So having that mindset all the time, knowing that you’re held accountable for something, and at the same time that you might not tomorrow be able to do this is something that we should, that should drive us to continue to excel and continue to give those next leaders, uh, the goals and the tools that they need to succeed, because if they don’t succeed and if we don’t succeed, the society doesn’t succeed.
Now that I advice that I can give somebody who’s doing, um, who wants to do, or is doing one, or is planning on doing one, is be prepared for a life changing experience.
I don’t think people really know how much of an impact it has on you until you leave the group and your back into your regular, current, your daily, your daily grind on what you’re doing and how you’re doing it
() Programs like this change lives. Programs like this change attitudes, and it changed my attitude, it changed my way of thinking and my life. And, uh, I still talk about it like, you know, uh, 10 years after, like I still think of the day that I went and stepped into DC and I saw, I saw the White House for the first time. Um, the first time I went and saw the Lincoln Monument, and I got to there and I had seen this on TV. (
And you take those lessons that you learn, um, from the visits that we’ve done to the individuals that are from different countries, uh, from having that cup of coffee and just, you know, on a, on a day that, uh, if you, as you know, being part of the IVLP Programs, they’re very excruciating.
You’re doing something every hour of the day. And, uh payday loans in Montana, having some down time really meant a lot to us and, uh, this is where we get to engage each other. ()
And I was applying for jobs, but I was not getting any kind of response, no interviews or whatsoever
So all I can say to the future of individuals that want to be joining IVLP or have, uh, willing to join, uh, be prepared for life changing experiences.
Description: A chance meeting led EdTech founder, entrepreneur, podcast host, and ExchangeAlumni Nidhi Nidhi to her first experience with the International Visitors Leadership Program (IVLP). But it wasn’t the first time curiosity led Nidhi to new experiences.

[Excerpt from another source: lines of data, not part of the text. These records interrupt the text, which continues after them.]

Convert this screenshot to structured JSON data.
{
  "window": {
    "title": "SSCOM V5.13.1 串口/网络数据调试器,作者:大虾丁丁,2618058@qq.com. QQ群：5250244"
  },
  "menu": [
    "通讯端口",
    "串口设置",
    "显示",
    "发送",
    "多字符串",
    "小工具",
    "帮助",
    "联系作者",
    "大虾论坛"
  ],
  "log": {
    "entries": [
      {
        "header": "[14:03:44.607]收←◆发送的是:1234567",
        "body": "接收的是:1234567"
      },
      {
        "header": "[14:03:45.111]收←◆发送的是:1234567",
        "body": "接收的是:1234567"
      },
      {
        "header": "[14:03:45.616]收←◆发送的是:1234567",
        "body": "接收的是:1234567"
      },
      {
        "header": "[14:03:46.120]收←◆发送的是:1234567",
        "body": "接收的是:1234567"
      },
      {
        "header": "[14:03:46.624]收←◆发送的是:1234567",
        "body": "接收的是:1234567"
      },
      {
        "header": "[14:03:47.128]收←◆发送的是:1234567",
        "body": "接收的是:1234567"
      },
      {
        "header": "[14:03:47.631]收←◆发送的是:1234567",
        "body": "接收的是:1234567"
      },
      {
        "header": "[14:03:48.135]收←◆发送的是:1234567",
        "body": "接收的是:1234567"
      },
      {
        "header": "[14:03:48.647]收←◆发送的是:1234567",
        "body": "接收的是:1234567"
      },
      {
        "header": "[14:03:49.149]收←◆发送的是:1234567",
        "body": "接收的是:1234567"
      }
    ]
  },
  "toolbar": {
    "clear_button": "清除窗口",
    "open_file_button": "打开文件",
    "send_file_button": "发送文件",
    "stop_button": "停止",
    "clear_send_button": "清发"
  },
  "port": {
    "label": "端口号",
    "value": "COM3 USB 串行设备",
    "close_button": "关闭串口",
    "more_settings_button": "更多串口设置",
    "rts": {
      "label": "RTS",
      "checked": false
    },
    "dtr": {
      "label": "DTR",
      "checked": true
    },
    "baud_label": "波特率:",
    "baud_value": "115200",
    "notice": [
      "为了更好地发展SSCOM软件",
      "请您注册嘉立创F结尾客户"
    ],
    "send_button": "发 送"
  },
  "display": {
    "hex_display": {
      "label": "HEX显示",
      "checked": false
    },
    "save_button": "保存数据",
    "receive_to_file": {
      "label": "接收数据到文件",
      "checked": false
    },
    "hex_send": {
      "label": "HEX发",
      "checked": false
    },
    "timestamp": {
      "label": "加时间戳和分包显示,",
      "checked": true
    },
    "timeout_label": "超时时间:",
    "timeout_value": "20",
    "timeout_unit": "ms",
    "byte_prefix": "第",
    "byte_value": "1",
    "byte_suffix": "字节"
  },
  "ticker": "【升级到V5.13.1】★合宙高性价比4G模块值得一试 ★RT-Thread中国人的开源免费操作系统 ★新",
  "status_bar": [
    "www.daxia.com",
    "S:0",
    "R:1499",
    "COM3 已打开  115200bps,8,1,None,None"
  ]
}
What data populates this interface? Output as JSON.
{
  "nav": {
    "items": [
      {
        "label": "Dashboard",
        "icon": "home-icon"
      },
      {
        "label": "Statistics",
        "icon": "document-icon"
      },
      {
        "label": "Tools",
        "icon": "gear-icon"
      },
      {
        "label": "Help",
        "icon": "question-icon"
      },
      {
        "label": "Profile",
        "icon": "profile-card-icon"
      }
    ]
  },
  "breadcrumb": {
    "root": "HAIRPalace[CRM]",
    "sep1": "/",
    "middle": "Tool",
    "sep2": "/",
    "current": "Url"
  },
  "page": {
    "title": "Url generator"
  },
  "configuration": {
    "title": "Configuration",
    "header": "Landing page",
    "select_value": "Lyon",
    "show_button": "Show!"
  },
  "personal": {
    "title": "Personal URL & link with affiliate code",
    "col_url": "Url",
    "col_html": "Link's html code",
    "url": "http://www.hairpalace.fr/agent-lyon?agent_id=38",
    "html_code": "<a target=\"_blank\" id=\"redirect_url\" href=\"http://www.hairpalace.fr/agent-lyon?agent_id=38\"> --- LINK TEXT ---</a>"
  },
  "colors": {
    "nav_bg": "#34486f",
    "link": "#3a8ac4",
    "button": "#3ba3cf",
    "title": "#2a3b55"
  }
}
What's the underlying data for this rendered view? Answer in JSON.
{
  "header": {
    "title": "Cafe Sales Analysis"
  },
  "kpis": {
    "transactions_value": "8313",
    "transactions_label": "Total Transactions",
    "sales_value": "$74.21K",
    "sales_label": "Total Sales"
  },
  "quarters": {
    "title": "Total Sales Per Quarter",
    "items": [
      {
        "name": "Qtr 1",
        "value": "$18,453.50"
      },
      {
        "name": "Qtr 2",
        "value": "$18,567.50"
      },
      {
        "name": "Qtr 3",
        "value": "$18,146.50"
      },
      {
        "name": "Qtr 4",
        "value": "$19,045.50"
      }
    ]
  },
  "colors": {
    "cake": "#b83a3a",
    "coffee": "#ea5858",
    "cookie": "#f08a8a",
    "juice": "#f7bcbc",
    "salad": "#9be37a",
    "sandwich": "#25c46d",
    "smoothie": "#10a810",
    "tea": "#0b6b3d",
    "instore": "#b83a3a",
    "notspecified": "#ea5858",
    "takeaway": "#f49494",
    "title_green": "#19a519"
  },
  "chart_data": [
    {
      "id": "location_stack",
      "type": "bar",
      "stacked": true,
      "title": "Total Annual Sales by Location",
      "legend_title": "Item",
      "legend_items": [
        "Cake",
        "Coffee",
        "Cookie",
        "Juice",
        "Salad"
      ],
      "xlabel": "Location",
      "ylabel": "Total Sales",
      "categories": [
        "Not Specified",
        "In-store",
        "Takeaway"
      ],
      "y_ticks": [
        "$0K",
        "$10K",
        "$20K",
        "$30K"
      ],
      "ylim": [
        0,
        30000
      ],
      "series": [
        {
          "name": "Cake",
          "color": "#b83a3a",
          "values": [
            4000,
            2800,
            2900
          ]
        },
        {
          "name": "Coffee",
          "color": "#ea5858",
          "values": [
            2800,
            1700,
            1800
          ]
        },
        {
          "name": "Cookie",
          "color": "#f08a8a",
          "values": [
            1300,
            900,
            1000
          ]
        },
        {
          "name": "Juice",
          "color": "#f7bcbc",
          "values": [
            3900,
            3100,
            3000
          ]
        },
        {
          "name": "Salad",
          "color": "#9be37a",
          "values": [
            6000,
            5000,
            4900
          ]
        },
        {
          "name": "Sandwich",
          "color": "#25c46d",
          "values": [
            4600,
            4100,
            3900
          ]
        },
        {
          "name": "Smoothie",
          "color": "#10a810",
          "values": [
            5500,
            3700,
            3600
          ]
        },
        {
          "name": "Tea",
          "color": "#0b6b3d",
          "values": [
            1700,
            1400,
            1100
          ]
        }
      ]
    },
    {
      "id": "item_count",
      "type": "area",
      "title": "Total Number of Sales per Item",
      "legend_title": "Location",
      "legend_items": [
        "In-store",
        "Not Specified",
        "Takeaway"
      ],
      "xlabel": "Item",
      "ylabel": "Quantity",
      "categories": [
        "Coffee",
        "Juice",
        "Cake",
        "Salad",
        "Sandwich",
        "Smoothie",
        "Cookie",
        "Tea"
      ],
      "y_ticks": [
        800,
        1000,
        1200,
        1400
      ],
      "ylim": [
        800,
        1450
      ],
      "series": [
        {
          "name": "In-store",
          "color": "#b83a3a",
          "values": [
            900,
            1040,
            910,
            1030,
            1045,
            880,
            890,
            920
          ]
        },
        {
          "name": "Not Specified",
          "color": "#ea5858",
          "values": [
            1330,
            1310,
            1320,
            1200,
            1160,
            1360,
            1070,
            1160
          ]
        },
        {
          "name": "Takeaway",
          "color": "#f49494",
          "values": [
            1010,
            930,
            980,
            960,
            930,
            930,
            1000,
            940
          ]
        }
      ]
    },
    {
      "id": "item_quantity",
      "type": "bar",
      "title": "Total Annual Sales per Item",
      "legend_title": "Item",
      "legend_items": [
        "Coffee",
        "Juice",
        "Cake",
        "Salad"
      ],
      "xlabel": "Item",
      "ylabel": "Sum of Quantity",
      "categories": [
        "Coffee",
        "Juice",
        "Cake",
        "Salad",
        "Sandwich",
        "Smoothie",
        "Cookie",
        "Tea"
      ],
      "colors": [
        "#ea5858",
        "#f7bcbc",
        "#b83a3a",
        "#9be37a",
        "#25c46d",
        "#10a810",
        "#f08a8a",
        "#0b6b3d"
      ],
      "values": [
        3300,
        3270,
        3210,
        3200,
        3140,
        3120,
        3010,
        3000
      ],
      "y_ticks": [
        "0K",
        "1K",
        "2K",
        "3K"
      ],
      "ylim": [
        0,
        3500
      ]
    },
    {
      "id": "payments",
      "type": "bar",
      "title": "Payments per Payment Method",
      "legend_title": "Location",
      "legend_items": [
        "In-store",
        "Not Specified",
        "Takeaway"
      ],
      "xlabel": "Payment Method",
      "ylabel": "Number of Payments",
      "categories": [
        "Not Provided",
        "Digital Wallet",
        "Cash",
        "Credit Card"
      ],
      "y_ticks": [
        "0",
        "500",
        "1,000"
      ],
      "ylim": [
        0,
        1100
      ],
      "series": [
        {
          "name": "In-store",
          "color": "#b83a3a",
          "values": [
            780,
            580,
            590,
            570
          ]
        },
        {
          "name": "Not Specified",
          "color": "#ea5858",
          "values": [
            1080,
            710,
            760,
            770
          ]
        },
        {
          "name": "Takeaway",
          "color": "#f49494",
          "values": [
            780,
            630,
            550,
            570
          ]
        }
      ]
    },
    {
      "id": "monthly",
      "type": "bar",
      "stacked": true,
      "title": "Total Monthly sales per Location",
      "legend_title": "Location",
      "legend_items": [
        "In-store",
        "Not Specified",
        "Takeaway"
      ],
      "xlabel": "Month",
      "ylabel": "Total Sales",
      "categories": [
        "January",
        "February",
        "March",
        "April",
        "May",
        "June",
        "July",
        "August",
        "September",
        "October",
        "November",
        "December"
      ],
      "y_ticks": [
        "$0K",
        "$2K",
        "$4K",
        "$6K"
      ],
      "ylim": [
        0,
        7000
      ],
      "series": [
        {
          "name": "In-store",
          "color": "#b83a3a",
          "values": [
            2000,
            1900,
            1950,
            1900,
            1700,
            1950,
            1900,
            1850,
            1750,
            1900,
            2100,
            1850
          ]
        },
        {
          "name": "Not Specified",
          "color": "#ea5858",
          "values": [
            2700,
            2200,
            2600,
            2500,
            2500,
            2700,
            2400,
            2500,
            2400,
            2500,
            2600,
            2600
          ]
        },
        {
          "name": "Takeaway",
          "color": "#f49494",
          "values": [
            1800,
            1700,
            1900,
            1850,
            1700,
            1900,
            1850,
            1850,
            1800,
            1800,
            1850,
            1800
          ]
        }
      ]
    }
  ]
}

In this episode of Voices of Exchange, travel with Nidhi from India to Singapore, Switzerland, and the U.S. to discover the ties that bind us, how Nidhi challenged societal norms, and how she is empowering young girls to take risks.
I had taken a five-year break before, after having my kids. So when I wanted to restart work, I found myself with an outdated resume. And my, my degree was already five years old by that point.
So I was feeling a little bit disappointed that this whole idea of taking a break has backfired on me. And I went back to my Alma mater, which was a national university of Singapore. And I asked my professor and he was kind enough to offer me a research position at that point.
And during that time, I came across Coda, which was a coding training camp for people to train young students, primary and secondary school students in coding. I had no experience in coding, but I thought it was a great opportunity to give back to the community. And I just joined that program. And at the end of the wrap-up event of that program, I happened to be at the wrap-up event. I realized that the program was funded by the U.S. Embassy in Singapore. And there was, there was a lady there and she was taking pictures of the ambassador and I thought, “She’s from the media.”